Once You Start Measuring Something, Don't Ever Stop
The baseball playoffs just concluded a few months ago, and it's always fun to watch. One thing that I'm frequently amazed by when I'm watching baseball is the intensity with which pitch counts are followed these days. Pitch counts are by definition the number of pitches that a pitcher has thrown in a game, and are measured intensely, and used as a guideline for how long a pitcher should stay in a game.
It's on the screen all the time in every baseball game and every baseball team pretty much everywhere, starting in Little League, is very focused on this. And yet, when I was a kid pitch counts didn't even exist. In fact, pitch counts weren't invented as a stat until the late 1980s and they weren't officially a stat until 1999 and they've really only grown in prevalence in the last 10 years.
So for basically the first 100 years of baseball pitch counts didn't even exist. Now it is an obsession around the world. In some cases, the term pitch count is even used outside of baseball. For example, football players are said to be on a pitch count when there's a limited number of plays that they're going to be playing in a game, which is incredible when you think about it. This concept is a measurement going from non-excitement to obsession and has real implications on the work that we are doing at Holistic.
When you consider measurement, it’s best to divide the concept into three questions.
The first question is, can you measure it at all? How can you figure out a way to measure something? This is the fundamental element of measurement and this is what people are primarily focused on when they think about measurement. It’s binary, is it measurable?
One of the things that we hold dear at Holistic is that pretty much everything is measurable and that it's incumbent on us to figure out the best way of doing so. Once you give yourself over to the idea that everything is measurable it opens up huge amounts of opportunity for you. And in the nine short months of our company we have found innumerable things that we can measure that we didn't even think we were able to.
Second question: are you going to commit yourself to measuring it consistently?
When you go back to the example of pitch counts, the mechanisms have been built to measure them consistently and frequently. Every pitch is charted and so by definition the number of pitches is going to be completely accessible also. By displaying it on the screen and using it as a frequent indicator and creating rules and policies and procedures around it, the baseball world has committed that pitch counts is going to be a part of what it does, probably in perpetuity. It's the same for any measurement that you might take for your business.
Once you realize what the measurement is you still have to commit yourself to building the structure and support mechanism to measure it on an ongoing basis and to keep that data some place safe and accessible.
Last question, which is the most important question: what are you going to do with the measurement? How important are you going to make it? How much attention are you going to pay to it? This is the key point.
Focusing on how much emphasis you should give something actually provides a lot of freedom. In other words, a lot of folks who reject particular types of information do so because they feel concerned about what that data or information is going to tell them about what they need to do.
All of us have that opportunity to emphasize or deemphasize the things that we are looking at. There’s no standard recipe; if there was, it would be a lot easier.
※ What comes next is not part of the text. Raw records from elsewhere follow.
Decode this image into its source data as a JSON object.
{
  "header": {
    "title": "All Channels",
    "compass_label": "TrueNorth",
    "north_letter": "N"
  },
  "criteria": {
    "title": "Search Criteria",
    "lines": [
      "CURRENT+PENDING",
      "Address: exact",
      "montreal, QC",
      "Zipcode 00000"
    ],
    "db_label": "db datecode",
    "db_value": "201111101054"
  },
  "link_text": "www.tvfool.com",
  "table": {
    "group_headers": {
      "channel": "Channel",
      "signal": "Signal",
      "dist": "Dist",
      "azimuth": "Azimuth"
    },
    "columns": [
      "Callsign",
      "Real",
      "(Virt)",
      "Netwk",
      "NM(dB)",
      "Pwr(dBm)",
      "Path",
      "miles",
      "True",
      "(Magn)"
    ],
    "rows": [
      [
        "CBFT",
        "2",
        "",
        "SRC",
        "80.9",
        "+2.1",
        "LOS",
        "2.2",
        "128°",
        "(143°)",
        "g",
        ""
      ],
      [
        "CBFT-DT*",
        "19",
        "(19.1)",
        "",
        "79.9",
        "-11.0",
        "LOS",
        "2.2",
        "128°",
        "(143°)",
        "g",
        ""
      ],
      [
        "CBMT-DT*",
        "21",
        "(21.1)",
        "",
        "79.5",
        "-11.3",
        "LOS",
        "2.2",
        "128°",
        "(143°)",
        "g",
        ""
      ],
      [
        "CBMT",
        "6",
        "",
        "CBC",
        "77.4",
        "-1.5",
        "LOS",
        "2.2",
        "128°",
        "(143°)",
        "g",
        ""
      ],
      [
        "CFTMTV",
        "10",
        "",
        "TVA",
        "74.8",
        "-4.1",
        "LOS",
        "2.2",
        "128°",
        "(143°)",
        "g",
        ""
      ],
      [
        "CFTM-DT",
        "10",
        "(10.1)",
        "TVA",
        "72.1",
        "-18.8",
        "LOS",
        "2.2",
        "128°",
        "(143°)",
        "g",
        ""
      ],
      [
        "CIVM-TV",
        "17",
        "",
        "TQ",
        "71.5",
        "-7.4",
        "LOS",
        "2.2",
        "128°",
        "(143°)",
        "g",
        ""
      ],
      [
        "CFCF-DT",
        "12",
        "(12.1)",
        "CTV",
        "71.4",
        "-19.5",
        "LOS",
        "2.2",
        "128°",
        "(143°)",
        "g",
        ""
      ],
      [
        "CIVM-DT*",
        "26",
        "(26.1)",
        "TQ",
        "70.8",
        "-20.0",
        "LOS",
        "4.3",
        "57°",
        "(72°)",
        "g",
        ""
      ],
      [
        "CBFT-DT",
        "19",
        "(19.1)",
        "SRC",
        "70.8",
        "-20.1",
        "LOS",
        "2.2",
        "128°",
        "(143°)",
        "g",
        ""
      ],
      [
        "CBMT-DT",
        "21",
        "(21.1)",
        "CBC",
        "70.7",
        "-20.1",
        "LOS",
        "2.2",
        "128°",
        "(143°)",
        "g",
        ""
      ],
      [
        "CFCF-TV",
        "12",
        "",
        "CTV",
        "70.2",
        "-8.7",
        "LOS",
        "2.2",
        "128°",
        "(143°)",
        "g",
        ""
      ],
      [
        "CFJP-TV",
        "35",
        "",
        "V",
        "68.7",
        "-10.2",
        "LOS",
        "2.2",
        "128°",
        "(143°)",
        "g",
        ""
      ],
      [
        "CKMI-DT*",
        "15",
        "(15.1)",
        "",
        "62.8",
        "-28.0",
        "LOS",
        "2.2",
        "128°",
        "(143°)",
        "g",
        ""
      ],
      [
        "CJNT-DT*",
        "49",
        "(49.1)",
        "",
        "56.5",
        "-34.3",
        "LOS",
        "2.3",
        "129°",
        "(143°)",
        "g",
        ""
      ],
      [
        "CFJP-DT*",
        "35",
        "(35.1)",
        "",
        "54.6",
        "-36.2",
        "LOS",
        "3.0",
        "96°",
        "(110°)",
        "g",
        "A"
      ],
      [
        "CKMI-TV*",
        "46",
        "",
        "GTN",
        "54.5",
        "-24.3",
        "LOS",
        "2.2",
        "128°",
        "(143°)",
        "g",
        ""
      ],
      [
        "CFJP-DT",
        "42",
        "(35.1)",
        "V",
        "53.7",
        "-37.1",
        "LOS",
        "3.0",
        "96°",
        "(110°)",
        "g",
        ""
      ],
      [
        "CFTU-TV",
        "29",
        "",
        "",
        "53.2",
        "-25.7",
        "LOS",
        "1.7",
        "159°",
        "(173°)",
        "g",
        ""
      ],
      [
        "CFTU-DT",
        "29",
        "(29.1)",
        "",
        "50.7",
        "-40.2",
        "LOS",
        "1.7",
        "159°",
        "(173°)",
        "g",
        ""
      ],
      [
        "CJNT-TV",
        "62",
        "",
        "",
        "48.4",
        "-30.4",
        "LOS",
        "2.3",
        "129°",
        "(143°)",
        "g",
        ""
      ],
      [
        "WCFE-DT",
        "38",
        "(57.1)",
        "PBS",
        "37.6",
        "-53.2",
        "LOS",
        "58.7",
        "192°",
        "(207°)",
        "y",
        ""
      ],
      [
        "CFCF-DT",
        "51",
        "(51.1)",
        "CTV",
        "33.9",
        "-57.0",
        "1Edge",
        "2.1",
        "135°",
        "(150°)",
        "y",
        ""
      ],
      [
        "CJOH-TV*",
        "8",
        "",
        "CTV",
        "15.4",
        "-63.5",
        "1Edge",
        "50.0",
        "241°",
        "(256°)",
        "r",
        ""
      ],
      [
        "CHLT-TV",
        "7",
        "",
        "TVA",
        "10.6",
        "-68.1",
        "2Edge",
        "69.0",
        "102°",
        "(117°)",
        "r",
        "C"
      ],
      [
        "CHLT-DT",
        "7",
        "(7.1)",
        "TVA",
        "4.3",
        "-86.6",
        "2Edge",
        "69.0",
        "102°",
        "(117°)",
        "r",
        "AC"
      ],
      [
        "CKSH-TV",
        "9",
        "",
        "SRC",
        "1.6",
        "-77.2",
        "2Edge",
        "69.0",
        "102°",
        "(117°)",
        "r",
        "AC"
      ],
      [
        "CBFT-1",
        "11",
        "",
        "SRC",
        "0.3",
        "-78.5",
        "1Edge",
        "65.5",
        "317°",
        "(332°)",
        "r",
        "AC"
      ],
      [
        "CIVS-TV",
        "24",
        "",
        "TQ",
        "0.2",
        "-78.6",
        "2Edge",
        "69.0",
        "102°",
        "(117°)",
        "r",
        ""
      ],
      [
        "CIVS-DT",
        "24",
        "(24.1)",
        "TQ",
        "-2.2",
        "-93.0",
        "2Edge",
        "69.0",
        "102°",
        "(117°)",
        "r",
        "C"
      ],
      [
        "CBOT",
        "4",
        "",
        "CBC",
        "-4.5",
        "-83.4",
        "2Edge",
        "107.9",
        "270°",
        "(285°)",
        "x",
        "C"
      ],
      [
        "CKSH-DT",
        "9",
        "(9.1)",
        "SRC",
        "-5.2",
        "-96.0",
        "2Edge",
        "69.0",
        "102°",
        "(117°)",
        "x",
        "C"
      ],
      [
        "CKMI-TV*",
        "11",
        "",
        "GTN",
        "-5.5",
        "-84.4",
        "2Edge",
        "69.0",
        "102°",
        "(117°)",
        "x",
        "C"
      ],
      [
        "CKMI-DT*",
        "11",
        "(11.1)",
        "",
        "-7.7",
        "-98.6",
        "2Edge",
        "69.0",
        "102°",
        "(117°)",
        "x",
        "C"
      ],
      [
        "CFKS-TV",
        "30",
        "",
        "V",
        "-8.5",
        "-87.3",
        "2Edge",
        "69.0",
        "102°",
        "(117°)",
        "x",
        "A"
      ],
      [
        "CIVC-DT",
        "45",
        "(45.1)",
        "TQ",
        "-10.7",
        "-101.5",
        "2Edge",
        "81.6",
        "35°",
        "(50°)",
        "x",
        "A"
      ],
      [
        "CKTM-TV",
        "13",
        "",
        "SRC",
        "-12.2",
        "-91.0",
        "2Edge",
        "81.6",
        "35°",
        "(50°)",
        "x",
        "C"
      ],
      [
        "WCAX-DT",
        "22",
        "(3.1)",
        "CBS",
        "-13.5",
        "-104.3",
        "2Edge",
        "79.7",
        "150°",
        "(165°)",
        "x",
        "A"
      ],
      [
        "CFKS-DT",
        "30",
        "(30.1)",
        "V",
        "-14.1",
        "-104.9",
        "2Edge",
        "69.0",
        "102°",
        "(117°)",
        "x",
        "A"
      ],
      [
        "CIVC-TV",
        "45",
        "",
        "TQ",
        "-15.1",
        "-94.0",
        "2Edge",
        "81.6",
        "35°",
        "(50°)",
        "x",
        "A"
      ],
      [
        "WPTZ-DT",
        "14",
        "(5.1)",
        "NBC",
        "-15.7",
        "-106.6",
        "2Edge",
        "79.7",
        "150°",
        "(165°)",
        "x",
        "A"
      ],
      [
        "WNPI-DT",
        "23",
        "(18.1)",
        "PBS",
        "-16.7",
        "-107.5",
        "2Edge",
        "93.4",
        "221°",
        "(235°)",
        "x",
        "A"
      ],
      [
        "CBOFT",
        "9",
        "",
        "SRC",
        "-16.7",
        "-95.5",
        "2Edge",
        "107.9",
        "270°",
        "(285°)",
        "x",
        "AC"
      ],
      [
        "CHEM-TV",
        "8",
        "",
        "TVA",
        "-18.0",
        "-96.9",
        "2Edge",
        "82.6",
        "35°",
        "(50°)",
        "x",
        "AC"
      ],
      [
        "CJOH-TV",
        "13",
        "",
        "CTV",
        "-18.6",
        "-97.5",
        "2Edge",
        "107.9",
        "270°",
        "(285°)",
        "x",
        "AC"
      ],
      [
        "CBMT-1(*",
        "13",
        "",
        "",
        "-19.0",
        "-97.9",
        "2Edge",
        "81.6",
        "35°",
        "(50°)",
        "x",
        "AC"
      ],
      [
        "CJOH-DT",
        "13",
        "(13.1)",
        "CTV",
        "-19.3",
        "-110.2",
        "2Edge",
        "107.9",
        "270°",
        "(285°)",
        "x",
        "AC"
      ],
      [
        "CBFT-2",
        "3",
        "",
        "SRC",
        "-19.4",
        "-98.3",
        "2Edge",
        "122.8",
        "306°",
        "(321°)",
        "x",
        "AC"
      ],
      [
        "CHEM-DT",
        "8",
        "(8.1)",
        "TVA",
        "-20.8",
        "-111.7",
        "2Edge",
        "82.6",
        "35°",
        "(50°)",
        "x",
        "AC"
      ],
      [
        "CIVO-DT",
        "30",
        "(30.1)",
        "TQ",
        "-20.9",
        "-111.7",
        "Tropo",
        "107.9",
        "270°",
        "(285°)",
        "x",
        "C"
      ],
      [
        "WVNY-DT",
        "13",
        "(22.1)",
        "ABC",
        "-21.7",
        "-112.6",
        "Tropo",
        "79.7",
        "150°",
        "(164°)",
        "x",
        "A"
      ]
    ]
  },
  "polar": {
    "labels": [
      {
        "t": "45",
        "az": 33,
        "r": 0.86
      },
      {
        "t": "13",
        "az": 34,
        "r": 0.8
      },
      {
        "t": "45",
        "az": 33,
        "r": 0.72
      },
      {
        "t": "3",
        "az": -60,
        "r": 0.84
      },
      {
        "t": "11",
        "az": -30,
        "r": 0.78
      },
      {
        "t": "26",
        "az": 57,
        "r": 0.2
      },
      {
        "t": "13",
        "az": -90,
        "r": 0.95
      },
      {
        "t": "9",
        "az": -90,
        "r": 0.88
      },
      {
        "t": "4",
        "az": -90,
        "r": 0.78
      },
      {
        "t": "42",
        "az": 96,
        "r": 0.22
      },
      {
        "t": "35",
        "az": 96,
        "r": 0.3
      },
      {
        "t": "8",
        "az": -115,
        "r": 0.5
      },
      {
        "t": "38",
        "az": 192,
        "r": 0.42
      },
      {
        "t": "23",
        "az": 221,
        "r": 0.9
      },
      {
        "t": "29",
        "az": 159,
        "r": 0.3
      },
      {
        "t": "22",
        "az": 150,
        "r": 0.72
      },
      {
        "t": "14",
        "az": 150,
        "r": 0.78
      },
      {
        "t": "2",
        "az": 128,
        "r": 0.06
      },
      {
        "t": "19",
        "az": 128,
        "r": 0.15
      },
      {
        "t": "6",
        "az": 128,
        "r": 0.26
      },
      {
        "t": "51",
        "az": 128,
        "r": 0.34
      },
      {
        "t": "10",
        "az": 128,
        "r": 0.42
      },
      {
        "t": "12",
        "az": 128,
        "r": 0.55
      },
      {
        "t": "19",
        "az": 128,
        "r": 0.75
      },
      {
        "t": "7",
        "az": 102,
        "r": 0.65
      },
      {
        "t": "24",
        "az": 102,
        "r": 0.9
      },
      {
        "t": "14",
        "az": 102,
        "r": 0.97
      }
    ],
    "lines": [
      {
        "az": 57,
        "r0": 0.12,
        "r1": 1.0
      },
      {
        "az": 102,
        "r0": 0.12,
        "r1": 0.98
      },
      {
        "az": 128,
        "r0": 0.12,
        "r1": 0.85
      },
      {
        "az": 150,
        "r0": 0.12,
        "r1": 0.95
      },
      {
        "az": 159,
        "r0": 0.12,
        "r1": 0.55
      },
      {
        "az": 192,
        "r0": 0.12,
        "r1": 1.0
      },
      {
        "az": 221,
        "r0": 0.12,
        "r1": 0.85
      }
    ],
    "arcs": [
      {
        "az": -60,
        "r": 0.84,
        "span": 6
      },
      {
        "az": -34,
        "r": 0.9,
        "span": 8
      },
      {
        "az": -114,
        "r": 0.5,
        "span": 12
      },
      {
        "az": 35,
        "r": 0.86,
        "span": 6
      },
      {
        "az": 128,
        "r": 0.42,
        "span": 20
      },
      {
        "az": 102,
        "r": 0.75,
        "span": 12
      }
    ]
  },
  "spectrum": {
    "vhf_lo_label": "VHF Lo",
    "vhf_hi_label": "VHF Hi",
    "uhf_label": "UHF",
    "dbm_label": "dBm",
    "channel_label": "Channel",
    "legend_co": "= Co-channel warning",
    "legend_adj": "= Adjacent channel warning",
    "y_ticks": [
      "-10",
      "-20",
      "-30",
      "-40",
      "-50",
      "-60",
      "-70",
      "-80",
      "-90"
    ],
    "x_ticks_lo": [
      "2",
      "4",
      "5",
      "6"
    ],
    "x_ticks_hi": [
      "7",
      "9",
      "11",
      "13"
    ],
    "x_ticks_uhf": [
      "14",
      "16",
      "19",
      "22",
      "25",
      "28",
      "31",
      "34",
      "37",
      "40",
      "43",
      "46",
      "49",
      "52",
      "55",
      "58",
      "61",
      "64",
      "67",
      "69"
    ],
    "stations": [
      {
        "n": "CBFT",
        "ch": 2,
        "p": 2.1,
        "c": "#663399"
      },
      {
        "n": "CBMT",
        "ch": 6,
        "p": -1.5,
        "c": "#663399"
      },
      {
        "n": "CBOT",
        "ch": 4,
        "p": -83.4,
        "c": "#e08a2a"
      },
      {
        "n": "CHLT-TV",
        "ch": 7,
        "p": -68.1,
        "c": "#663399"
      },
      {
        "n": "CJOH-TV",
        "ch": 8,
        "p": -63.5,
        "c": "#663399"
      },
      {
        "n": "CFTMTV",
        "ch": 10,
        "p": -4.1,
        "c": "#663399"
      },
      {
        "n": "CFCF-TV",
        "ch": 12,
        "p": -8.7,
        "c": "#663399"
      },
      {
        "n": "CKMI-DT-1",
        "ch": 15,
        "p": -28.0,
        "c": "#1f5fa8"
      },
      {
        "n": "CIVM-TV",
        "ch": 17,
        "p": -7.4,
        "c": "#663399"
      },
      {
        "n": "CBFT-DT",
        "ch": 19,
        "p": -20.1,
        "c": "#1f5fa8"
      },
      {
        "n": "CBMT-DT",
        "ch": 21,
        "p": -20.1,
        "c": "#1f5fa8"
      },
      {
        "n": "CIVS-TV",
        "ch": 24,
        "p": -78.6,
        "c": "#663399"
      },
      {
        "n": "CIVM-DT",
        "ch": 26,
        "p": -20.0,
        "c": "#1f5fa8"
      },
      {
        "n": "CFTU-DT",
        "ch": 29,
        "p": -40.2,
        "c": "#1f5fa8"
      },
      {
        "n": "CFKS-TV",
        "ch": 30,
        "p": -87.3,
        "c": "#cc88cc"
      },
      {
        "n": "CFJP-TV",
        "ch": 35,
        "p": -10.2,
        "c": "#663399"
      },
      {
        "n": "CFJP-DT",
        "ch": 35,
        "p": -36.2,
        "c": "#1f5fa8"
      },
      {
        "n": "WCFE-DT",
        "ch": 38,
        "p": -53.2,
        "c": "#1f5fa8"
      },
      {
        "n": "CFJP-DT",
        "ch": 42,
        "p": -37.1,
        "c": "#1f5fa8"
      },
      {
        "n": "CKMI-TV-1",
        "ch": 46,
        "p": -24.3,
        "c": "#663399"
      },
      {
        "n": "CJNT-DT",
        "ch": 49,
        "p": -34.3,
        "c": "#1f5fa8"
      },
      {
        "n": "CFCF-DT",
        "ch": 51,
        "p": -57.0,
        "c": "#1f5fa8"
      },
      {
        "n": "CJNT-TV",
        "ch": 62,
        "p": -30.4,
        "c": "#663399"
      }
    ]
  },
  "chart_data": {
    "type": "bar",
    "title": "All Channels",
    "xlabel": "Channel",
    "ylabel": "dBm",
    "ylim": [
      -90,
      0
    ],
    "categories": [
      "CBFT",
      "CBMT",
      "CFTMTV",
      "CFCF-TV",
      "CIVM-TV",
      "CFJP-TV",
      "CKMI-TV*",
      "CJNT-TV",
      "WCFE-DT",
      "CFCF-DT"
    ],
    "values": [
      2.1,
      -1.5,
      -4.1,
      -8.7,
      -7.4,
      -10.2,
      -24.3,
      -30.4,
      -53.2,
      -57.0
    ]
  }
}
In an area like fostering diversity or inclusion, or focusing on employee experience, there are a lot of levers that can be pulled. And so there’s a lot of flexibility for officials to determine what they’re going to focus on. As a result, there’s a lot of debate also. Is it incumbent upon us to figure out everything that we possibly can measure, and gather those measurements. Then, and only then, are we well-suited to decide what we want to focus on and what we don’t want to focus on.
Once you decide to measure something you have the obligation to measure it forever. It is necessary. The question can never be: should we continue to measure it? The question should be: once we commit ourselves to measuring it, how are we going to use the information? How much relative importance is it going to have compared to every other measurement that we make and every other thing that we're doing? In other words, you don't have to necessarily ascribe the same value to the measurement over time or for every organization. These are levers that you can pull and change and evolve to make sure your business fits its particular needs and the needs of the time.
But the idea of not measuring something is ludicrous once you figure out a way to measure it easily, safely, and consistently. So with pitch counts you have to imagine a scenario where over time they are going to become less or more important. Right now they are on an arc where they've become extremely important and you can certainly see a scenario in the future where they become somewhat less important. But you can never imagine a scenario where they won't be measured. This is really the fundamental nature of the concept. Nothing last forever, trends change, the way people think about things evolve, etc.
This is an underpinning of what we're doing at Holistic. We're constantly in the process of trying to figure out new things to measure.
By the way, if you have some suggestions definitely reach out to us. We are always interested in ideas.